Most people don’t casually browse online for health information. Usually, they’re turning to the internet to seek help for a specific reason—perhaps a troubling symptom has emerged, or they’re preparing for an upcoming doctor’s appointment.
This type of active, results-oriented search behavior is typical across hundreds of health conditions and thousands of search queries. The fact is, as varied as medical topics may be, the people who go online to find health information share many similarities. Questions such as, “Why is this happening?” or “What can I do about this?” are common.
And with these questions come emotions. When we search for health information, we’re not just seeking facts, we’re driven by a need to find answers—and to find answers that make us feel better.
The Impact of Online Search on Emotions

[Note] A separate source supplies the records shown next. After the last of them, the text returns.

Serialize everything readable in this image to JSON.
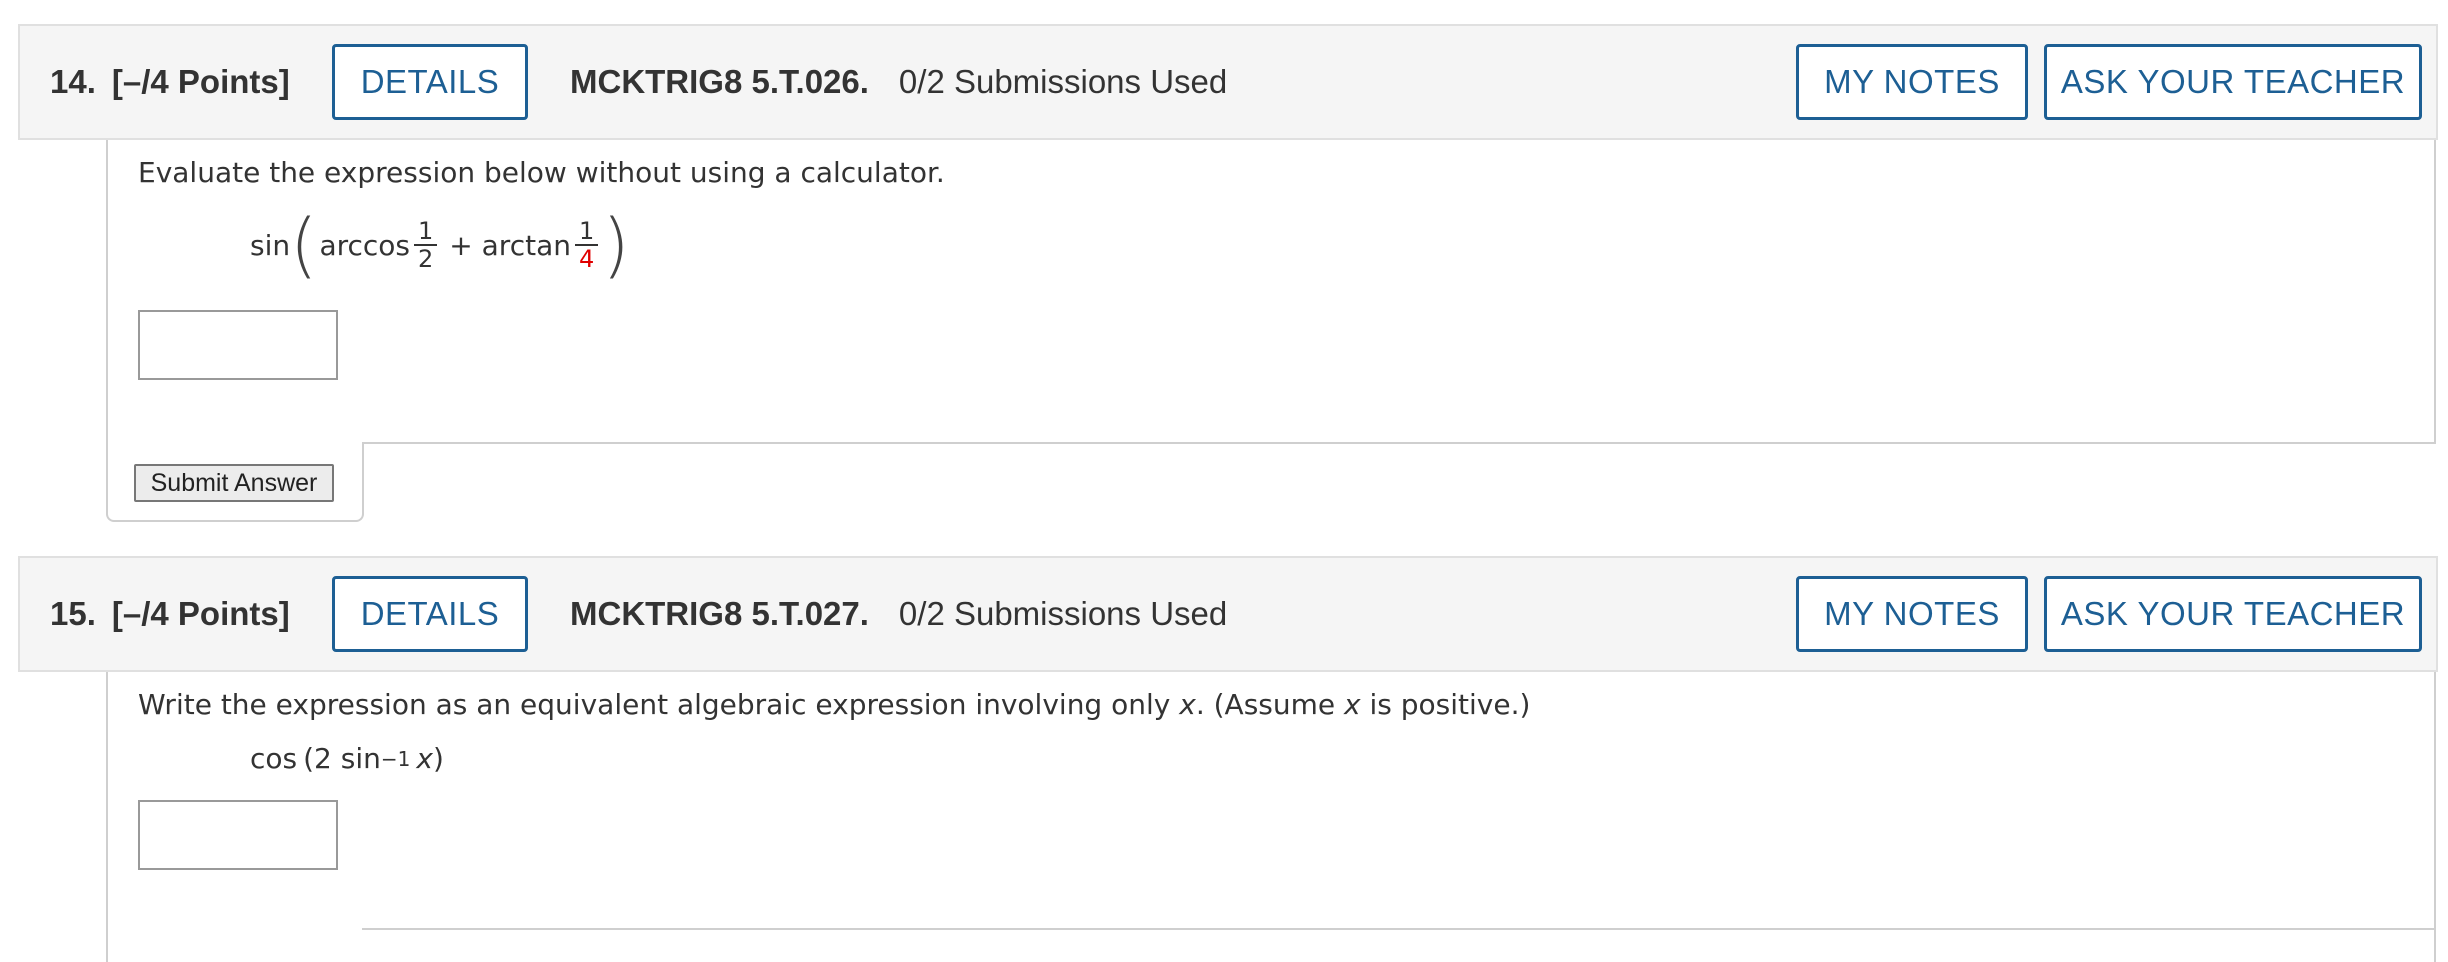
{
  "questions": [
    {
      "number": "14.",
      "points": "[–/4 Points]",
      "details_label": "DETAILS",
      "code": "MCKTRIG8 5.T.026.",
      "submissions": "0/2 Submissions Used",
      "my_notes_label": "MY NOTES",
      "ask_teacher_label": "ASK YOUR TEACHER",
      "prompt": "Evaluate the expression below without using a calculator.",
      "expr": {
        "sin": "sin",
        "arccos": "arccos",
        "frac1_num": "1",
        "frac1_den": "2",
        "plus": "+ arctan",
        "frac2_num": "1",
        "frac2_den": "4"
      },
      "answer_value": "",
      "submit_label": "Submit Answer"
    },
    {
      "number": "15.",
      "points": "[–/4 Points]",
      "details_label": "DETAILS",
      "code": "MCKTRIG8 5.T.027.",
      "submissions": "0/2 Submissions Used",
      "my_notes_label": "MY NOTES",
      "ask_teacher_label": "ASK YOUR TEACHER",
      "prompt_pre": "Write the expression as an equivalent algebraic expression involving only ",
      "prompt_var": "x",
      "prompt_mid": ". (Assume ",
      "prompt_var2": "x",
      "prompt_post": " is positive.)",
      "expr": {
        "cos": "cos",
        "open": "(2 sin",
        "sup": "−1",
        "var": "x",
        "close": ")"
      },
      "answer_value": ""
    }
  ],
  "colors": {
    "accent": "#1d5f94",
    "highlight_red": "#e00000",
    "header_bg": "#f5f5f5"
  }
}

Recently, Verywell partnered with research firm KR&I, and conducted a month-long digital ethnographic study, where participants documented their in-the-moment experiences while going online for health information. The participants, who self-reported as having a range of health conditions, recorded mobile videos and answered questions via an app.
This study found that 82% of participants felt “negative emotions” before they began their search for information. These participants reported feeling concerned, anxious, and depressed.
Did search results change those emotions? According to the study, participants’ experiences were highly dependent on where their search results took them. At times, these negative emotions were replaced with feelings of hope, relief, confidence, and control. Other times, they devolved into fear, disappointment, anger, and despair.
Through this study, KR&I was able to determine which factors in a search result impacted the participants’ emotions:
1) Relevance to the Query: Does it answer my question?
2) Credibility: Is it from a source I trust?
3) Empathy: Is it relatable to me as a person?
4) Ease of Navigation: Can information be found quickly and intuitively?
The more a participant could answer “yes” to these qualities, the more likely they were to have a positive experience. And positive user experiences drove action. An impressive 78% of participants who had a positive experience were prepared to take an immediate action, such as reaching out to a doctor, purchasing an appropriate medication, and changing their eating habits.
The big takeaway here for pharma marketers is that they need to align themselves with users that have had a positive experience, because these are the people that are motivated to act immediately. Using the four factors outlined above, assess each potential media partner and decide: Will this site’s content lead to user action?